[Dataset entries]
----------------------------------------

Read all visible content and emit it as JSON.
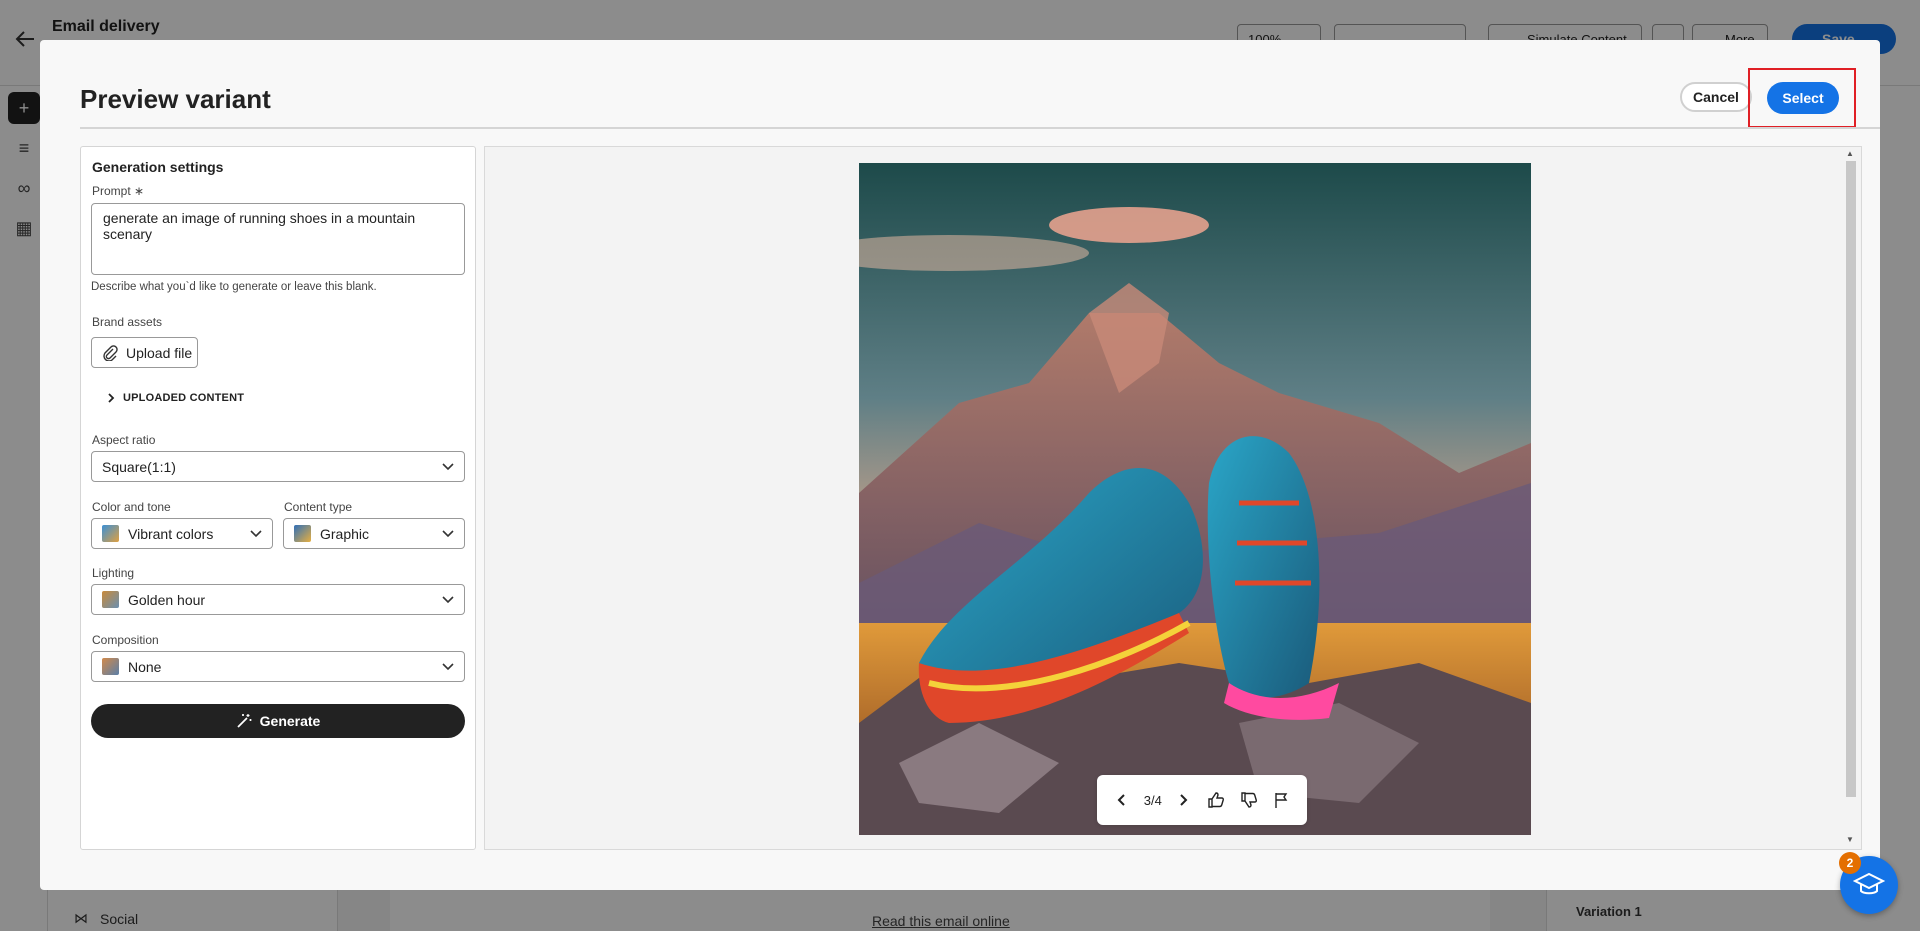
{
  "background": {
    "title": "Email delivery",
    "zoom": "100%",
    "simulate_label": "Simulate Content",
    "more_label": "More",
    "save_label": "Save",
    "social_label": "Social",
    "read_online": "Read this email online",
    "variation_label": "Variation 1"
  },
  "dialog": {
    "title": "Preview variant",
    "cancel_label": "Cancel",
    "select_label": "Select"
  },
  "settings": {
    "heading": "Generation settings",
    "prompt_label": "Prompt",
    "prompt_required": "∗",
    "prompt_value": "generate an image of running shoes in a mountain scenary",
    "prompt_help": "Describe what you`d like to generate or leave this blank.",
    "brand_assets_label": "Brand assets",
    "upload_label": "Upload file",
    "uploaded_content_label": "UPLOADED CONTENT",
    "aspect_ratio_label": "Aspect ratio",
    "aspect_ratio_value": "Square(1:1)",
    "color_tone_label": "Color and tone",
    "color_tone_value": "Vibrant colors",
    "content_type_label": "Content type",
    "content_type_value": "Graphic",
    "lighting_label": "Lighting",
    "lighting_value": "Golden hour",
    "composition_label": "Composition",
    "composition_value": "None",
    "generate_label": "Generate"
  },
  "preview": {
    "counter": "3/4"
  },
  "help_badge": "2",
  "colors": {
    "accent": "#1473e6",
    "highlight": "#e01f25",
    "dark_button": "#222222",
    "badge": "#e46f00"
  },
  "icons": [
    "back-arrow-icon",
    "add-icon",
    "layers-icon",
    "link-icon",
    "grid-icon",
    "attachment-icon",
    "chevron-right-icon",
    "chevron-down-icon",
    "wand-icon",
    "chevron-left-icon",
    "thumbs-up-icon",
    "thumbs-down-icon",
    "flag-icon",
    "graduation-cap-icon"
  ]
}
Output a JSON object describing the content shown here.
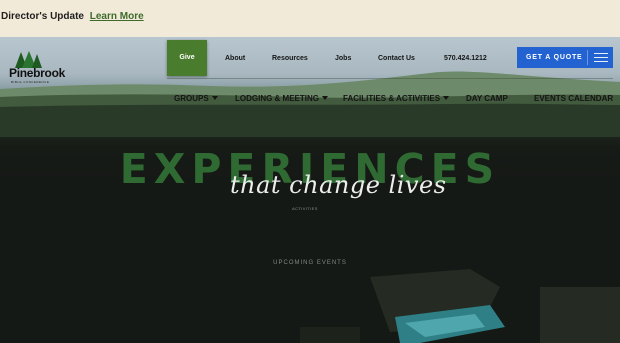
{
  "announcement": {
    "text": "Director's Update",
    "link": "Learn More"
  },
  "brand": {
    "name": "Pinebrook",
    "tagline": "BIBLE CONFERENCE"
  },
  "topnav": {
    "give": "Give",
    "about": "About",
    "resources": "Resources",
    "jobs": "Jobs",
    "contact": "Contact Us",
    "phone": "570.424.1212",
    "quote": "GET A QUOTE"
  },
  "mainnav": {
    "groups": "GROUPS",
    "lodging": "LODGING & MEETING",
    "facilities": "FACILITIES & ACTIVITIES",
    "daycamp": "DAY CAMP",
    "events": "EVENTS CALENDAR"
  },
  "hero": {
    "headline": "EXPERIENCES",
    "script": "that change lives",
    "tiny": "ACTIVITIES",
    "upcoming": "UPCOMING EVENTS"
  },
  "colors": {
    "accent_green": "#4a7c2d",
    "quote_blue": "#2262d1",
    "headline_green": "#2f6a33",
    "banner_bg": "#f2ead8"
  },
  "icons": {
    "menu": "hamburger-icon",
    "dropdown": "caret-down-icon",
    "logo": "pine-trees-logo"
  }
}
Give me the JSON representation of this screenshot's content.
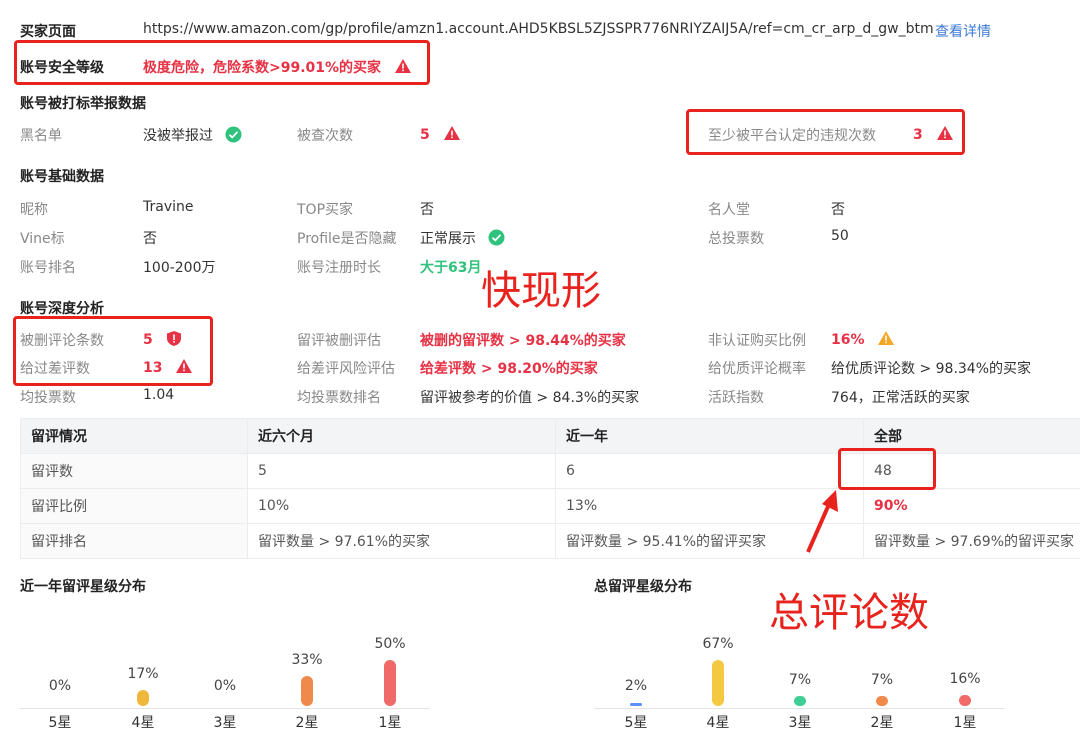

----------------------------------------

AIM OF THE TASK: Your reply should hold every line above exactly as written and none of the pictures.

RESPONSE AREA:
Read all visible content and emit it as JSON.
{
  "background": {
    "title": "Email delivery",
    "zoom": "100%",
    "simulate_label": "Simulate Content",
    "more_label": "More",
    "save_label": "Save",
    "social_label": "Social",
    "read_online": "Read this email online",
    "variation_label": "Variation 1"
  },
  "dialog": {
    "title": "Preview variant",
    "cancel_label": "Cancel",
    "select_label": "Select"
  },
  "settings": {
    "heading": "Generation settings",
    "prompt_label": "Prompt",
    "prompt_required": "∗",
    "prompt_value": "generate an image of running shoes in a mountain scenary",
    "prompt_help": "Describe what you`d like to generate or leave this blank.",
    "brand_assets_label": "Brand assets",
    "upload_label": "Upload file",
    "uploaded_content_label": "UPLOADED CONTENT",
    "aspect_ratio_label": "Aspect ratio",
    "aspect_ratio_value": "Square(1:1)",
    "color_tone_label": "Color and tone",
    "color_tone_value": "Vibrant colors",
    "content_type_label": "Content type",
    "content_type_value": "Graphic",
    "lighting_label": "Lighting",
    "lighting_value": "Golden hour",
    "composition_label": "Composition",
    "composition_value": "None",
    "generate_label": "Generate"
  },
  "preview": {
    "counter": "3/4"
  },
  "help_badge": "2",
  "colors": {
    "accent": "#1473e6",
    "highlight": "#e01f25",
    "dark_button": "#222222",
    "badge": "#e46f00"
  },
  "icons": [
    "back-arrow-icon",
    "add-icon",
    "layers-icon",
    "link-icon",
    "grid-icon",
    "attachment-icon",
    "chevron-right-icon",
    "chevron-down-icon",
    "wand-icon",
    "chevron-left-icon",
    "thumbs-up-icon",
    "thumbs-down-icon",
    "flag-icon",
    "graduation-cap-icon"
  ]
}
Output a JSON object describing the content shown here.
{
  "announcement": {
    "text": "Director's Update",
    "link": "Learn More"
  },
  "brand": {
    "name": "Pinebrook",
    "tagline": "BIBLE CONFERENCE"
  },
  "topnav": {
    "give": "Give",
    "about": "About",
    "resources": "Resources",
    "jobs": "Jobs",
    "contact": "Contact Us",
    "phone": "570.424.1212",
    "quote": "GET A QUOTE"
  },
  "mainnav": {
    "groups": "GROUPS",
    "lodging": "LODGING & MEETING",
    "facilities": "FACILITIES & ACTIVITIES",
    "daycamp": "DAY CAMP",
    "events": "EVENTS CALENDAR"
  },
  "hero": {
    "headline": "EXPERIENCES",
    "script": "that change lives",
    "tiny": "ACTIVITIES",
    "upcoming": "UPCOMING EVENTS"
  },
  "colors": {
    "accent_green": "#4a7c2d",
    "quote_blue": "#2262d1",
    "headline_green": "#2f6a33",
    "banner_bg": "#f2ead8"
  },
  "icons": {
    "menu": "hamburger-icon",
    "dropdown": "caret-down-icon",
    "logo": "pine-trees-logo"
  }
}
Give me the JSON representation of this screenshot's content.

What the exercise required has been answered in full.